Firefighters battling a blaze that already has scorched more than 6,400 acres were facing more hot, dry weather early Friday, but they expected to contain the wildfire by the weekend.

The fire, which has swept across a rural area east of Los Angeles, was 70 percent contained Thursday night, said Valerie MacAdam, a state Department of Forestry and Fire Protection (search) spokeswoman. Total containment was expected by Saturday night.

Meanwhile, a wildfire that started in Mexico jumped the U.S. border, officials said. It was about 30 percent contained. The cause of the 4,000-acre blaze was unknown.

Officials were aiming for full containment by Saturday evening after crews cut a 14-mile line by hand around the fire, said Matt Streck, a spokesman for the state forestry department.

A dozen American fire engines raced across the border around Thursday afternoon when winds shifted and a wall of flames bore down on the Mexican city of Tecate. Fire burned to a cinderblock wall at the edge of the city of 50,000, no structures burned.

"I really feel like we got the opportunity to save some lives," Streck said.

There was no threat to structures on the U.S. side of the border and evacuation orders in the area were lifted Thursday night.

A new wildfire broke out in Riverside County (search) on Thursday and quickly spread across 50 acres of steep hillside brush near Corona. Low winds helped firefighters, however.

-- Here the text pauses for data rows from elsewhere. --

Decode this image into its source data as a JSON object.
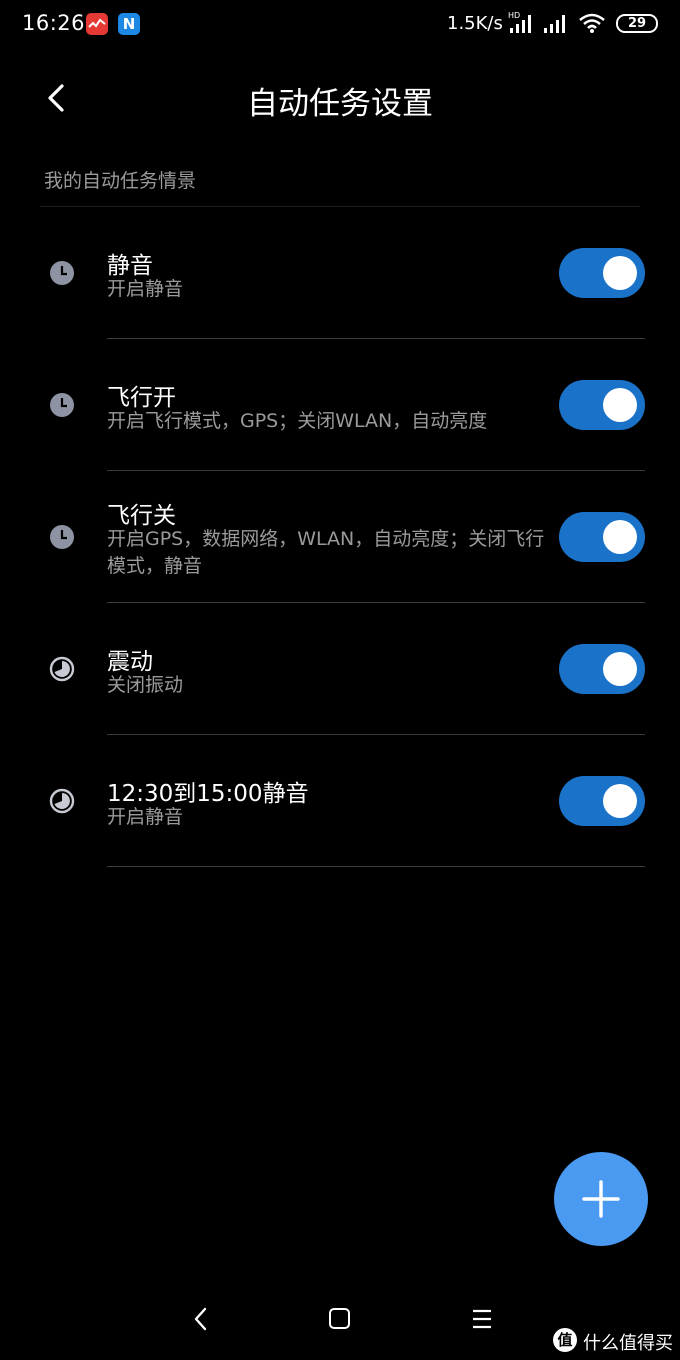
{
  "status_bar": {
    "time": "16:26",
    "network_speed": "1.5K/s",
    "hd_label": "HD",
    "battery": "29",
    "icons": [
      "stock-app-icon",
      "n-app-icon",
      "signal-hd-icon",
      "signal-icon",
      "wifi-icon",
      "battery-icon"
    ]
  },
  "header": {
    "title": "自动任务设置",
    "back_icon": "chevron-left-icon"
  },
  "section": {
    "label": "我的自动任务情景"
  },
  "tasks": [
    {
      "title": "静音",
      "description": "开启静音",
      "icon": "clock-icon",
      "enabled": true
    },
    {
      "title": "飞行开",
      "description": "开启飞行模式，GPS；关闭WLAN，自动亮度",
      "icon": "clock-icon",
      "enabled": true
    },
    {
      "title": "飞行关",
      "description": "开启GPS，数据网络，WLAN，自动亮度；关闭飞行模式，静音",
      "icon": "clock-icon",
      "enabled": true
    },
    {
      "title": "震动",
      "description": "关闭振动",
      "icon": "timer-icon",
      "enabled": true
    },
    {
      "title": "12:30到15:00静音",
      "description": "开启静音",
      "icon": "timer-icon",
      "enabled": true
    }
  ],
  "fab": {
    "icon": "plus-icon"
  },
  "nav_bar": {
    "icons": [
      "nav-back-icon",
      "nav-home-icon",
      "nav-menu-icon"
    ]
  },
  "watermark": {
    "logo": "值",
    "text": "什么值得买"
  },
  "colors": {
    "background": "#000000",
    "toggle_on": "#1a73c9",
    "fab": "#4a9af2",
    "secondary_text": "#9a9a9a"
  }
}
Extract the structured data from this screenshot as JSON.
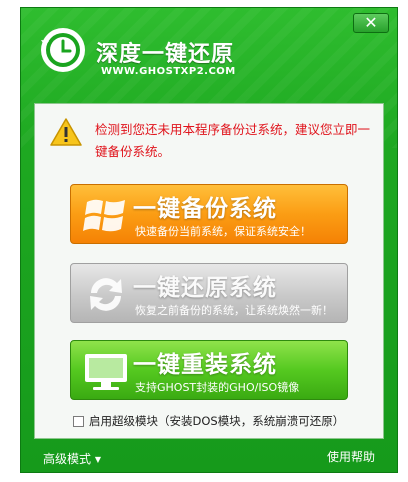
{
  "header": {
    "title": "深度一键还原",
    "subtitle": "WWW.GHOSTXP2.COM",
    "close_symbol": "✕"
  },
  "warning": {
    "icon": "warning-icon",
    "text": "检测到您还未用本程序备份过系统，建议您立即一键备份系统。"
  },
  "actions": [
    {
      "title": "一键备份系统",
      "description": "快速备份当前系统，保证系统安全！",
      "icon": "windows-flag-icon"
    },
    {
      "title": "一键还原系统",
      "description": "恢复之前备份的系统，让系统焕然一新！",
      "icon": "refresh-arrows-icon"
    },
    {
      "title": "一键重装系统",
      "description": "支持GHOST封装的GHO/ISO镜像",
      "icon": "monitor-icon"
    }
  ],
  "option": {
    "label": "启用超级模块（安装DOS模块，系统崩溃可还原）",
    "checked": false
  },
  "footer": {
    "advanced_mode": "高级模式",
    "dropdown_symbol": "▼",
    "help": "使用帮助"
  },
  "colors": {
    "window_green": "#1ea821",
    "warning_red": "#e0141c",
    "backup_orange": "#fb9d14",
    "restore_gray": "#c9c9c9",
    "reinstall_green": "#55c920"
  }
}
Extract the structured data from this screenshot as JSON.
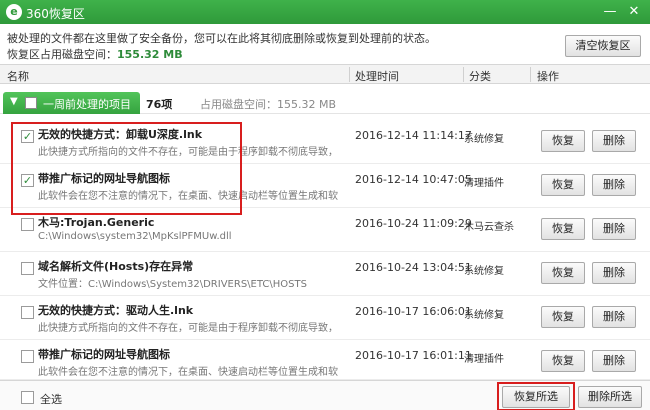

"Firefighters were able to get a handle on this early on," said Capt. Jason Neuman of the California Department of Forestry and Fire Protection (search).